§ **Task to carry out**: Please give the number of lines in the material below that contain "method", without further comment.

§ **Information shown**:
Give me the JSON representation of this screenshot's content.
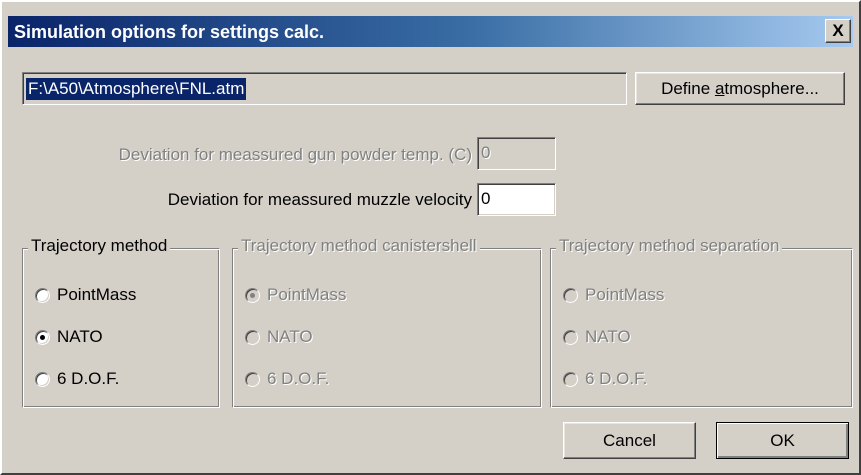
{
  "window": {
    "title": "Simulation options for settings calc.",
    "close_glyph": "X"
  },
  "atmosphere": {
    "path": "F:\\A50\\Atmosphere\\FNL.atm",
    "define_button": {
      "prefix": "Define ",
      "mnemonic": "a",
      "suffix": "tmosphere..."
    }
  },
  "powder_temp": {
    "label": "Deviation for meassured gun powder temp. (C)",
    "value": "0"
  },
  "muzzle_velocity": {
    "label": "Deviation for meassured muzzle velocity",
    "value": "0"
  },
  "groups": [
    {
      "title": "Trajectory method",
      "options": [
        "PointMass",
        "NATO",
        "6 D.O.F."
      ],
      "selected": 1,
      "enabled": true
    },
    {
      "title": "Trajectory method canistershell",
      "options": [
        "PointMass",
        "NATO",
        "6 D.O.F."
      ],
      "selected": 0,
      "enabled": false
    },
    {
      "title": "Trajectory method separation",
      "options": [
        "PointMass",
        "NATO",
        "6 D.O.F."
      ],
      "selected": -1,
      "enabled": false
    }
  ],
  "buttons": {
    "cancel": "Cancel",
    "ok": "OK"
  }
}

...

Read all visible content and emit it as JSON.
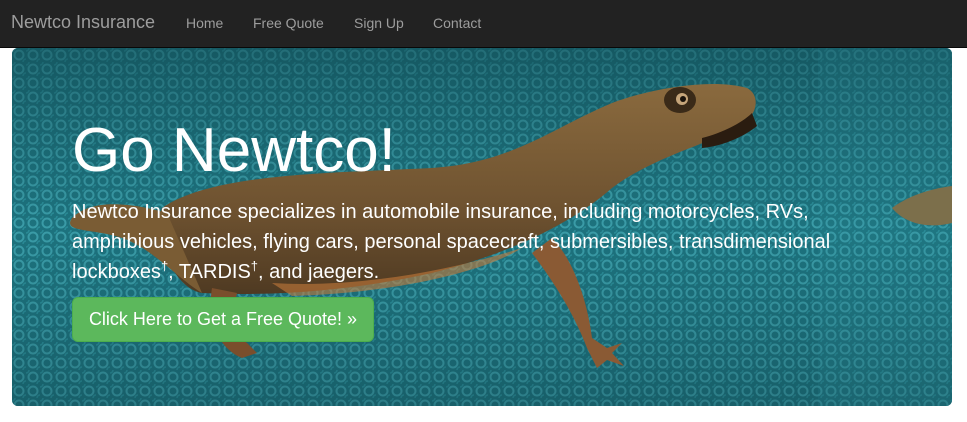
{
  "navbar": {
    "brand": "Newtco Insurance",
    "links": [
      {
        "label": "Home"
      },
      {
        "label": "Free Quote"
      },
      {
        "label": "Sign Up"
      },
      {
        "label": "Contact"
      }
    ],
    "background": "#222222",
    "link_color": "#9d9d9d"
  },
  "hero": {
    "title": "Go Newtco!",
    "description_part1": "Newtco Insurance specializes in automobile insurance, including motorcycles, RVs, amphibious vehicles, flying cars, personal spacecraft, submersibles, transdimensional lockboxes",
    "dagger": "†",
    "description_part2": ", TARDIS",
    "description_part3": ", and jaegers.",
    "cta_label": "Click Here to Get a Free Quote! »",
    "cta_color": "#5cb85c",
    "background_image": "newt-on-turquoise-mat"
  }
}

§ **Solution to this exercise**: 3